A. As I understand EIAs, they are not properly compared to a pure equity investment because they are a fixed-income product with lower inherent risk and, in most investment periods, a lower return. But had you invested the same $470,000 over the period you mentioned, here is a comparison of what you would have had by investing in some major funds:

YOUR EIA $940,000
American Funds Income Fund of America A $1,107,127
Vanguard Index 500 $1,140,888
Fidelity Puritan $1,158,989
American Funds American Balanced A $1,203,263
Vanguard Wellesley Income $1,205,664
Vanguard Wellington $1,365,726

As you can see, the EIA was beaten by the pure equity index over one of the worst investment periods in history. The $1,140,888 figure for investing in a low cost index fund includes reinvestment of dividends, an important part of investment returns that is lost in EIA contracts. Include dividends and you’ll get more than your 3 percent figure.

The EIA contract would have trailed the performance of some very large, popular and liquid balanced funds, including two that would have paid the salesperson a nice commission. This is why I think investors are best served by having well-diversified portfolios with very low expenses.

History shows that we can’t put much trust in either SEC regulation or insurance regulation when it comes to protecting individual investors. Whatever made you think Bernard Madoff was SEC compliant? Madoff was undetected fraud, pure and simple.

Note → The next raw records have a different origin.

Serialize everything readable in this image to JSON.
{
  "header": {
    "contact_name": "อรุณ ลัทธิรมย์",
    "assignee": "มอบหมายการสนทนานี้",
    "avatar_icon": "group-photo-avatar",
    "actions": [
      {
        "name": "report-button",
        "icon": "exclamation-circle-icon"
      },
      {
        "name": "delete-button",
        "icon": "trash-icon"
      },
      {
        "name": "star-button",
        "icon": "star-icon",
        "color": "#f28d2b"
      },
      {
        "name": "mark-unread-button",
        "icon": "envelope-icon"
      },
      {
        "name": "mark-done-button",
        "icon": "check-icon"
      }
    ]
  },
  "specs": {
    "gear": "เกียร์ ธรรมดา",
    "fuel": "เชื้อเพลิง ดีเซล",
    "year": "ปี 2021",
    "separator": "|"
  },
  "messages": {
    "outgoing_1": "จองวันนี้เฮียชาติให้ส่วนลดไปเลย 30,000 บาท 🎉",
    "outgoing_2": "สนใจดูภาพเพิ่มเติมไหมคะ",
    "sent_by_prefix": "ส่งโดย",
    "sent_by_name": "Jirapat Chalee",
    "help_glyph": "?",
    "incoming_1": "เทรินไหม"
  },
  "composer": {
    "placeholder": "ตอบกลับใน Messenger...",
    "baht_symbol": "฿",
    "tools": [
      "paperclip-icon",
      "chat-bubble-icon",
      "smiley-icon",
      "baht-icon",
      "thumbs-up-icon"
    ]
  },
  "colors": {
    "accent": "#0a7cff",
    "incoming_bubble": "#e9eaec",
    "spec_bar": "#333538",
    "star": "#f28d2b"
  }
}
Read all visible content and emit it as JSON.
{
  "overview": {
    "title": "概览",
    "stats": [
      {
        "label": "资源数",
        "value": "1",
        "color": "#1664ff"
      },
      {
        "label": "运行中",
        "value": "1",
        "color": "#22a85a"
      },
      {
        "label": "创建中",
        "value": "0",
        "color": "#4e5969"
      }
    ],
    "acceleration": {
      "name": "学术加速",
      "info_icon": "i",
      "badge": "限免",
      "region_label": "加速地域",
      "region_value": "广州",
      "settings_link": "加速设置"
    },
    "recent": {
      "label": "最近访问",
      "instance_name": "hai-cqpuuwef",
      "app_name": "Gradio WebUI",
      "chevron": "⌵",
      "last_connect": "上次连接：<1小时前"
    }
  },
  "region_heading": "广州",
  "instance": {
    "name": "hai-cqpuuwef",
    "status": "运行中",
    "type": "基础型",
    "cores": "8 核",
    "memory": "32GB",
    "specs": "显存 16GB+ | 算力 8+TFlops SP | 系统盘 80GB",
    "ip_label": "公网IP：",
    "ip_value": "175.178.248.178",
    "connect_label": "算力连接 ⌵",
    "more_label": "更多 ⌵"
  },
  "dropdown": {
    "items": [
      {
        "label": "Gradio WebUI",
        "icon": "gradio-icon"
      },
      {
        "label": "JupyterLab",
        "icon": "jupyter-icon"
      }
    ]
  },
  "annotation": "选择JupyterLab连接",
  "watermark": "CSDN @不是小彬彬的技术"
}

Q. I recently sold my business and am now retired. As a pharmacist I plan to do some part-time work to stay active. My wife and I are both 71years old. Our house, car, etc., are all paid for. We don’t carry a balance on our Visa account. Several years ago I left the stock market, feeling I had too much exposure for what seemed like bad times coming.

I have $1.9 million in CDs, from 4.5 to 2.5 percent. I still have $12,000 in mutual funds,
$375,000 in John Hancock Venture III and $139,000 in Equitable Accumulator 99 annuities.

Knowing that interest rates on CDs are not going to get any better, what do you recommend for safe investments in the stock market? —R.G., by email

A. There is no such thing as a safe investment in the stock market. That doesn't mean you should avoid it. It just means you have to know that it is possible to lose money as well as make it. Long term, investing in a broad index of common stocks tends to provide a higher return than other alternatives— although that idea is getting a bit hard to swallow with no return on domestic equities for the last 10 years.

International equities are still selling at lower valuations than domestic equities, so you could start by making commitments to broad indexes like the iShares MSCI EAFE exchange-traded fund (ticker: EFA, expense ratio: 0.35 percent). Recently, it was yielding 2.75 percent. Similarly, the Vanguard Emerging Markets exchange traded fund (ticker: VWO, expense ratio :0.20 percent) recently offered a yield of 3.1 percent.

In domestic equities the Vanguard Value exchange traded fund (ticker: VTV, expense ratio: 0.1 percent) recently had a yield of 3 percent. Those yields are all in the ballpark with typical yields on 5 year CDs.

Filed Under: Q&A (from print), Annuities